- Instructions for the task -
The required output is every entry, printed exactly as written.

★ ★ ★ ★

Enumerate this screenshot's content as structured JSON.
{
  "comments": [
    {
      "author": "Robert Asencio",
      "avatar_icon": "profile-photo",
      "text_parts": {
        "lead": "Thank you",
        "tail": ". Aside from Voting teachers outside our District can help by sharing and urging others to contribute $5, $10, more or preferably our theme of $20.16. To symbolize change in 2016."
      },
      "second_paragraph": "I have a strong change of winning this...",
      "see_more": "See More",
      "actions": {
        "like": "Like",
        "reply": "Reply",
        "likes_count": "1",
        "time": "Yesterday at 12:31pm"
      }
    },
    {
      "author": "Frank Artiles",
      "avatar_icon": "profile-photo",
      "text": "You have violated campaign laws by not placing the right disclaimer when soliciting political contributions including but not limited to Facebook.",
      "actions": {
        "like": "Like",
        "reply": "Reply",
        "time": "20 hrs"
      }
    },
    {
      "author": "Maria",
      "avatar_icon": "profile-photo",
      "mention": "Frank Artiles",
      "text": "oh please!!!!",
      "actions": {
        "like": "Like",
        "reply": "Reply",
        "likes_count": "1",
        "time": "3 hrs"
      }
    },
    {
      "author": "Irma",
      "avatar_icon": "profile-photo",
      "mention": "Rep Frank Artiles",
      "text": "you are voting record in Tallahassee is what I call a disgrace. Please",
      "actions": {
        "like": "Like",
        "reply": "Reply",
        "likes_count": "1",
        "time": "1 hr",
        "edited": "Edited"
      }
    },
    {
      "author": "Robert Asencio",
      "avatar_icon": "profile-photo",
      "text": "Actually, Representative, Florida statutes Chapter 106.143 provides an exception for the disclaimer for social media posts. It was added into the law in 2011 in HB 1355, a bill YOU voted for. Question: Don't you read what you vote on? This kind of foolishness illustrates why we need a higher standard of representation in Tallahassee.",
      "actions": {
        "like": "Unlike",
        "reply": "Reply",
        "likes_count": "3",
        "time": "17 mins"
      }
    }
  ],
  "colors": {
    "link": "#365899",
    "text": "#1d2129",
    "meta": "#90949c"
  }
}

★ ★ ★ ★

- Response for this exercise -
Enumerate this screenshot's content as structured JSON.
{
  "comments": [
    {
      "author": "Robert Asencio",
      "avatar_icon": "profile-photo",
      "text_parts": {
        "lead": "Thank you",
        "tail": ". Aside from Voting teachers outside our District can help by sharing and urging others to contribute $5, $10, more or preferably our theme of $20.16. To symbolize change in 2016."
      },
      "second_paragraph": "I have a strong change of winning this...",
      "see_more": "See More",
      "actions": {
        "like": "Like",
        "reply": "Reply",
        "likes_count": "1",
        "time": "Yesterday at 12:31pm"
      }
    },
    {
      "author": "Frank Artiles",
      "avatar_icon": "profile-photo",
      "text": "You have violated campaign laws by not placing the right disclaimer when soliciting political contributions including but not limited to Facebook.",
      "actions": {
        "like": "Like",
        "reply": "Reply",
        "time": "20 hrs"
      }
    },
    {
      "author": "Maria",
      "avatar_icon": "profile-photo",
      "mention": "Frank Artiles",
      "text": "oh please!!!!",
      "actions": {
        "like": "Like",
        "reply": "Reply",
        "likes_count": "1",
        "time": "3 hrs"
      }
    },
    {
      "author": "Irma",
      "avatar_icon": "profile-photo",
      "mention": "Rep Frank Artiles",
      "text": "you are voting record in Tallahassee is what I call a disgrace. Please",
      "actions": {
        "like": "Like",
        "reply": "Reply",
        "likes_count": "1",
        "time": "1 hr",
        "edited": "Edited"
      }
    },
    {
      "author": "Robert Asencio",
      "avatar_icon": "profile-photo",
      "text": "Actually, Representative, Florida statutes Chapter 106.143 provides an exception for the disclaimer for social media posts. It was added into the law in 2011 in HB 1355, a bill YOU voted for. Question: Don't you read what you vote on? This kind of foolishness illustrates why we need a higher standard of representation in Tallahassee.",
      "actions": {
        "like": "Unlike",
        "reply": "Reply",
        "likes_count": "3",
        "time": "17 mins"
      }
    }
  ],
  "colors": {
    "link": "#365899",
    "text": "#1d2129",
    "meta": "#90949c"
  }
}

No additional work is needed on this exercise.